[Records from a data collection]
★ ★ ★ ★
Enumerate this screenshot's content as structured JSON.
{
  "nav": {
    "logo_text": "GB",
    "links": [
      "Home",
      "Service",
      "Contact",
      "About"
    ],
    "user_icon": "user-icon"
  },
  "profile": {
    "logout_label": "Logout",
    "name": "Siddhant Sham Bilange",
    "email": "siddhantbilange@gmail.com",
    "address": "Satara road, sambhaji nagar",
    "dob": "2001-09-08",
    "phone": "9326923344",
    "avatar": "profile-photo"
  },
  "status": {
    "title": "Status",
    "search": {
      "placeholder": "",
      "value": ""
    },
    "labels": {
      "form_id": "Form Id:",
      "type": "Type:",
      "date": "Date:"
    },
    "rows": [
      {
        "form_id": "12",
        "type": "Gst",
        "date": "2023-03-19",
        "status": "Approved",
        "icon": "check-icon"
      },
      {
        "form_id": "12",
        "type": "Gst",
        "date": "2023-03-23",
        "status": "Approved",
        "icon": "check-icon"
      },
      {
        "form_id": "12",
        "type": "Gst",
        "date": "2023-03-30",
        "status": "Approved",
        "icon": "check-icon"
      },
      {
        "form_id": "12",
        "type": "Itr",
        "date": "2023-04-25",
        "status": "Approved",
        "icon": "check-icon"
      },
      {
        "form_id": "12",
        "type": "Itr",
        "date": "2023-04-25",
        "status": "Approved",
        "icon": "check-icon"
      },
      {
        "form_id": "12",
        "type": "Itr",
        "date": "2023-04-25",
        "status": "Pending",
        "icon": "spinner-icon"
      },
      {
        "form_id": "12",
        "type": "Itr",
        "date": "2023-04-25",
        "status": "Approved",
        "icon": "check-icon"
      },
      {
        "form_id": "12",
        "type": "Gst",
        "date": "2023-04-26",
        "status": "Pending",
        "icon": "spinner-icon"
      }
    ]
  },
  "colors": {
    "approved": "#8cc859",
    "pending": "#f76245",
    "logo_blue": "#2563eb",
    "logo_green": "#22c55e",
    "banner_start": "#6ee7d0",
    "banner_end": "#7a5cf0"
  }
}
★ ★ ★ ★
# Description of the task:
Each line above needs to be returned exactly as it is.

# Task response:
Enumerate this screenshot's content as structured JSON.
{
  "nav": {
    "logo_text": "GB",
    "links": [
      "Home",
      "Service",
      "Contact",
      "About"
    ],
    "user_icon": "user-icon"
  },
  "profile": {
    "logout_label": "Logout",
    "name": "Siddhant Sham Bilange",
    "email": "siddhantbilange@gmail.com",
    "address": "Satara road, sambhaji nagar",
    "dob": "2001-09-08",
    "phone": "9326923344",
    "avatar": "profile-photo"
  },
  "status": {
    "title": "Status",
    "search": {
      "placeholder": "",
      "value": ""
    },
    "labels": {
      "form_id": "Form Id:",
      "type": "Type:",
      "date": "Date:"
    },
    "rows": [
      {
        "form_id": "12",
        "type": "Gst",
        "date": "2023-03-19",
        "status": "Approved",
        "icon": "check-icon"
      },
      {
        "form_id": "12",
        "type": "Gst",
        "date": "2023-03-23",
        "status": "Approved",
        "icon": "check-icon"
      },
      {
        "form_id": "12",
        "type": "Gst",
        "date": "2023-03-30",
        "status": "Approved",
        "icon": "check-icon"
      },
      {
        "form_id": "12",
        "type": "Itr",
        "date": "2023-04-25",
        "status": "Approved",
        "icon": "check-icon"
      },
      {
        "form_id": "12",
        "type": "Itr",
        "date": "2023-04-25",
        "status": "Approved",
        "icon": "check-icon"
      },
      {
        "form_id": "12",
        "type": "Itr",
        "date": "2023-04-25",
        "status": "Pending",
        "icon": "spinner-icon"
      },
      {
        "form_id": "12",
        "type": "Itr",
        "date": "2023-04-25",
        "status": "Approved",
        "icon": "check-icon"
      },
      {
        "form_id": "12",
        "type": "Gst",
        "date": "2023-04-26",
        "status": "Pending",
        "icon": "spinner-icon"
      }
    ]
  },
  "colors": {
    "approved": "#8cc859",
    "pending": "#f76245",
    "logo_blue": "#2563eb",
    "logo_green": "#22c55e",
    "banner_start": "#6ee7d0",
    "banner_end": "#7a5cf0"
  }
}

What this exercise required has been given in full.